Quenching of particle-gas combustible mixtures using the electric particulate suspension (EPS) method
A new experiment referred to as EPS (electric particulate suspension) designed for quenching distance measurement of combustible powder suspensions has been taken from concept to working prototype. The method is validated in both normal gravity and microgravity.
Particle suspension concentration profiles were determined by either a moving single laser scan (in 1 g) or by an expanded laser sheet scan (in 1 and 0 g). Stratification of suspensions (asymmetry of concentration profiles due to gravity) was found in 1 g. Microgravity experiments carried out in the NASA Glenn Research Center's (NGRC) 2.2-second drop tower showed higher powder concentrations in microgravity compared to suspensions formed in normal gravity. Powder concentration profiles were confirmed to be symmetric at 0 g and a near-constant value under certain conditions. Abnormal suspension instability occurred in microgravity, observed as spatially periodic "cellular" powder flow structures at high electric field intensities.
A new external current method for determining the maximum suspension particle was introduced using EPS. A variety of particles showed a similar two-stage development-an initial increase stage of current followed by a constant current stage. The rising stage lends itself to a linear regression analysis. A new concept of excess electric field intensity was introduced to correlate the normal gravity and microgravity. Suspension concentrations in both normal gravity and microgravity were successfully correlated using this concept.
The range of ignition tests with EPS was significantly broadened to richer powder mixtures in microgravity. The nominal aluminum concentrations were corrected to the actual suspension aluminum concentrations using the excess field intensity concept. Some interesting newfound web/stringer formations, comprised of aluminum particles, were observed following powder ignition during drop tower experiments. The quenching effect of inert copper particles on aluminum/air mixtures was also investigated in normal gravity. It was confirmed that more ignition energy was required in the presence of inert particles.

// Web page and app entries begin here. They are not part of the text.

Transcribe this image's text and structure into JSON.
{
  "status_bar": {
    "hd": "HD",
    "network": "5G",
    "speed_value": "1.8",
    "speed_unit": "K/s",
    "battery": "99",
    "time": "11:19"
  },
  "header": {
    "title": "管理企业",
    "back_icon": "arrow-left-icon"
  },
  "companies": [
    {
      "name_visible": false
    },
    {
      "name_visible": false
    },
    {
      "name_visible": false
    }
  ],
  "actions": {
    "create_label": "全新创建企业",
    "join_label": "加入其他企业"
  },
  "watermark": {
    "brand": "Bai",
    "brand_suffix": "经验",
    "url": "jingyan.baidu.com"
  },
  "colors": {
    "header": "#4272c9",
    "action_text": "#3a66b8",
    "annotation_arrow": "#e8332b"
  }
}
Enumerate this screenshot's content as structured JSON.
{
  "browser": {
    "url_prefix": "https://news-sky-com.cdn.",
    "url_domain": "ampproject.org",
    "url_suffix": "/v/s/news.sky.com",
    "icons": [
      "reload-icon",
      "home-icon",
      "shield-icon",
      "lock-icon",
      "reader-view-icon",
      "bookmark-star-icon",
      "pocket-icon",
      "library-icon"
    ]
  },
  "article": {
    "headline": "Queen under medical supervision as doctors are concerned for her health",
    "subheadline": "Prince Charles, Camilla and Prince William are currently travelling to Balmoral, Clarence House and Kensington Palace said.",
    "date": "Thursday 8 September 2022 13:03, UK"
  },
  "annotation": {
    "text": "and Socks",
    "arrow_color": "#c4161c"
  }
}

The average additional ignition energy difference was successfully correlated with ND2 (adopted from previous studies) using an exponential equation.